But, freed from the bureaucracy of both Sun Microsystems and Oracle, the Libre Office project has hastened development and also added add-on code which neither Sun nor Oracle would add to OpenOffice.org because they couldn’t control it.
That means Libre Office has taken a major step forward over OpenOffice.org and may soon compete with Microsoft Office not just because it helps people save money on software, but because it offers more features than Microsoft Office.
The Bad News About Libre Office
I don’t want to lie to you: Libre Office isn’t a perfect Microsoft Office replacement. I still think the cost savings more than justify the switch, but here are some things you may not like about Libre Office:
- It isn’t Microsoft Office. Anyone used to working in Microsoft Office at school or work will need to adjust to Libre Office. The toolbar buttons look different, the menu items are in different places, the configuration settings don’t use the same phrases, etc. This isn’t really a problem, but you will need to adjust. You get used to Libre Office really quick.
- It’s complicated to configure. One of the main advantages of open source software is that it’s usually very configurable—much more configurable than proprietary programs. But with additional features comes additional complexity.Libre Office has a slew of configuration options, making it hard to find some of the typical configuration options. Worse, many of these options are all bundled together in the same screen, so you feel like you have to look through endless configuration options just to change the default style.
Later versions of Libre Office might make configuration easier.

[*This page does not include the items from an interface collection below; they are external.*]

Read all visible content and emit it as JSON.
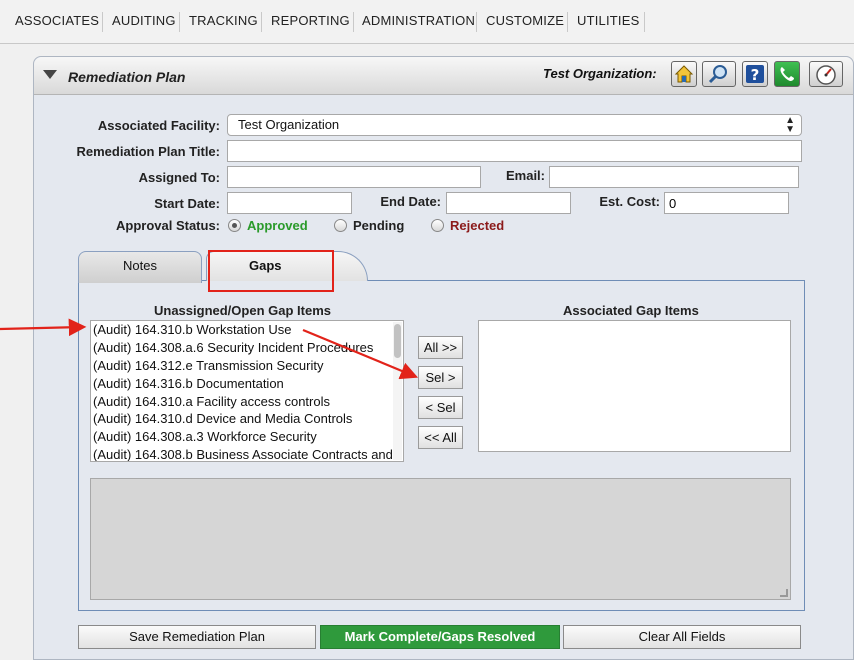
{
  "nav": [
    "ASSOCIATES",
    "AUDITING",
    "TRACKING",
    "REPORTING",
    "ADMINISTRATION",
    "CUSTOMIZE",
    "UTILITIES"
  ],
  "panel": {
    "title": "Remediation Plan",
    "org_label": "Test Organization:",
    "icons": [
      "home-icon",
      "search-icon",
      "help-icon",
      "phone-icon",
      "gauge-icon"
    ]
  },
  "form": {
    "facility_label": "Associated Facility:",
    "facility_value": "Test Organization",
    "plan_title_label": "Remediation Plan Title:",
    "plan_title_value": "",
    "assigned_label": "Assigned To:",
    "assigned_value": "",
    "email_label": "Email:",
    "email_value": "",
    "start_label": "Start Date:",
    "start_value": "",
    "end_label": "End Date:",
    "end_value": "",
    "cost_label": "Est. Cost:",
    "cost_value": "0",
    "approval_label": "Approval Status:",
    "approval_options": [
      {
        "label": "Approved",
        "color": "#2a9a2a",
        "selected": true
      },
      {
        "label": "Pending",
        "color": "#222222",
        "selected": false
      },
      {
        "label": "Rejected",
        "color": "#8b1a1a",
        "selected": false
      }
    ]
  },
  "tabs": [
    {
      "label": "Notes",
      "active": false
    },
    {
      "label": "Gaps",
      "active": true
    }
  ],
  "gaps": {
    "unassigned_title": "Unassigned/Open Gap Items",
    "associated_title": "Associated Gap Items",
    "unassigned_items": [
      "(Audit) 164.310.b Workstation Use",
      "(Audit) 164.308.a.6 Security Incident Procedures",
      "(Audit) 164.312.e Transmission Security",
      "(Audit) 164.316.b Documentation",
      "(Audit) 164.310.a Facility access controls",
      "(Audit) 164.310.d Device and Media Controls",
      "(Audit) 164.308.a.3 Workforce Security",
      "(Audit) 164.308.b Business Associate Contracts and"
    ],
    "associated_items": [],
    "move_buttons": [
      "All >>",
      "Sel >",
      "< Sel",
      "<< All"
    ]
  },
  "footer": {
    "save_label": "Save Remediation Plan",
    "complete_label": "Mark Complete/Gaps Resolved",
    "clear_label": "Clear All Fields"
  },
  "colors": {
    "annotation": "#e2231a",
    "complete_button": "#2f9a3c"
  }
}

For now, just think of all the money you’re saving—and that someday you might actually want to adjust these advanced settings.
- Advanced formatting fail. This has never happened to me, but it could happen to you. If you receive a document in a Microsoft Office format that uses very advanced formatting options, it might not display correctly in Libre Office. Worse, if you use advanced formatting in Libre Office, you might not be able to save correctly in Microsoft Office format.
That said, 99% or more of documents should be fine, and it’s always possible to get the text from a document even if the formatting doesn’t render perfectly.
Conclusion: Are You Ready To Save Money On Software?
If you’re convinced—or you just want to give Libre Office a try, remember that it’s free. As an extra bonus, it works on all platforms, so once you start using it, you can always move to Mac or Linux and continue to save money on software.